NASA Mars woes could delay other planetary missions
Nature 531, 7594 (2016). http://www.nature.com/doifinder/10.1038/nature.2016.19549
Author: Devin Powell
Plan to postpone launch of InSight probe will cost agency an extra US$150 million.
On the hunt for a mystery planet
Nature 531, 7594 (2016). http://www.nature.com/doifinder/10.1038/531290a
Author: Alexandra Witze
Scientists are searching for an unseen world at the fringes of the solar system.
Astronomy: Milky Way's bulging waistline
Nature 531, 7594 (2016). doi:10.1038/531279d
The mass of stars in the Milky Way's central bulge (pictured) is about 20 billion times the mass of the Sun — a much higher estimate than in most previous studies.The central bulge protrudes from the Galaxy's main disk like the yolk
To learn more about galaxy clusters, including how they grow via collisions, astronomers have used some of the world's most powerful telescopes, looking at different types of light. They have focused long observations with these telescopes on a half-dozen galaxy clusters. The name for the galaxy cluster project is the "Frontier Fields." Two of these Frontier Fields galaxy clusters, MACS J0416.1-2403 (abbreviated MACS J0416) in the right panel and MACS J0717.5+3745 (MACS J0717 for short) in the left panel, are featured here in a pair of multiwavelength images.
A repeating fast radio burst
Nature 531, 7593 (2016). doi:10.1038/nature17168

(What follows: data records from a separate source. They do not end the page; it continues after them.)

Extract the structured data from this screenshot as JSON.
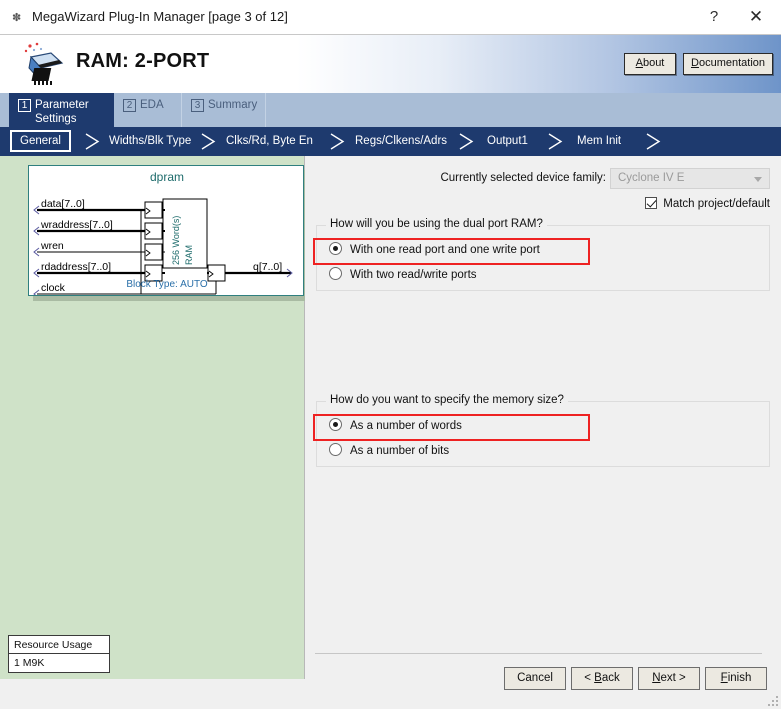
{
  "window": {
    "title": "MegaWizard Plug-In Manager [page 3 of 12]",
    "icon": "wizard-wand-icon",
    "help_label": "?",
    "close_label": "✕"
  },
  "header": {
    "product_title": "RAM: 2-PORT",
    "logo": "altera-chip-logo",
    "about_label": "About",
    "about_mnemonic": "b",
    "documentation_label": "Documentation",
    "documentation_mnemonic": "D"
  },
  "wizard_tabs": [
    {
      "num": "1",
      "label_line1": "Parameter",
      "label_line2": "Settings",
      "active": true
    },
    {
      "num": "2",
      "label_line1": "EDA",
      "label_line2": "",
      "active": false
    },
    {
      "num": "3",
      "label_line1": "Summary",
      "label_line2": "",
      "active": false
    }
  ],
  "sub_tabs": [
    {
      "label": "General",
      "active": true
    },
    {
      "label": "Widths/Blk Type",
      "active": false
    },
    {
      "label": "Clks/Rd, Byte En",
      "active": false
    },
    {
      "label": "Regs/Clkens/Adrs",
      "active": false
    },
    {
      "label": "Output1",
      "active": false
    },
    {
      "label": "Mem Init",
      "active": false
    }
  ],
  "preview": {
    "symbol_name": "dpram",
    "ram_label_line1": "256 Word(s)",
    "ram_label_line2": "RAM",
    "block_type": "Block Type: AUTO",
    "inputs": [
      "data[7..0]",
      "wraddress[7..0]",
      "wren",
      "rdaddress[7..0]",
      "clock"
    ],
    "outputs": [
      "q[7..0]"
    ],
    "resource_usage": {
      "header": "Resource Usage",
      "value": "1 M9K"
    }
  },
  "device": {
    "label": "Currently selected device family:",
    "selected_family": "Cyclone IV E",
    "combo_enabled": false,
    "match_checkbox_label": "Match project/default",
    "match_checked": true
  },
  "usage_group": {
    "title": "How will you be using the dual port RAM?",
    "options": [
      {
        "label": "With one read port and one write port",
        "selected": true,
        "highlighted": true
      },
      {
        "label": "With two read/write ports",
        "selected": false,
        "highlighted": false
      }
    ]
  },
  "memsize_group": {
    "title": "How do you want to specify the memory size?",
    "options": [
      {
        "label": "As a number of words",
        "selected": true,
        "highlighted": true
      },
      {
        "label": "As a number of bits",
        "selected": false,
        "highlighted": false
      }
    ]
  },
  "footer": {
    "cancel_label": "Cancel",
    "back_label": "< Back",
    "back_mnemonic": "B",
    "next_label": "Next >",
    "next_mnemonic": "N",
    "finish_label": "Finish",
    "finish_mnemonic": "F"
  },
  "colors": {
    "tab_active": "#1e3a6e",
    "tab_idle": "#a9bdd6",
    "preview_bg": "#cfe2c8",
    "highlight": "#ee2222",
    "symbol_accent": "#1d6b6b"
  }
}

Authors: L. G. Spitler, P. Scholz, J. W. T. Hessels, S. Bogdanov, A. Brazier, F. Camilo, S. Chatterjee, J. M. Cordes, F. Crawford, J. Deneva, R. D. Ferdman, P. C. C. Freire, V. M. Kaspi, P. Lazarus, R. Lynch, E. C. Madsen, M. A. McLaughlin, C. Patel, S. M. Ransom, A. Seymour, I. H. Stairs, B. W. Stappers, J. van Leeuwen & W. W. Zhu
Fast radio bursts are millisecond-duration astronomical radio pulses of unknown physical origin that appear to come from extragalactic distances. Previous follow-up observations have failed to find additional bursts at the same dispersion measure (that is, the integrated column density of free electrons between source and telescope) and sky position as the original detections. The apparent non-repeating nature of these bursts has led to the suggestion that they originate in cataclysmic events. Here we report observations of ten additional bursts from the direction of the fast radio burst FRB 121102. These bursts have dispersion measures and sky positions consistent with the original burst. This unambiguously identifies FRB 121102 as repeating and demonstrates that its source survives the energetic events that cause the bursts. Additionally, the bursts from FRB 121102 show a wide range of spectral shapes that appear to be predominantly intrinsic to the source and which vary on timescales of minutes or less. Although there may be multiple physical origins for the population of fast radio bursts, these repeat bursts with high dispersion measure and variable spectra specifically seen from the direction of FRB 121102 support an origin in a young, highly magnetized, extragalactic neutron star.
Chinese gravitational-wave hunt hits crunch time
Nature 531, 7593 (2016). http://www.nature.com/doifinder/10.1038/531150a
Author: David Cyranoski
The pressure is on to choose between several proposals for space-based detectors.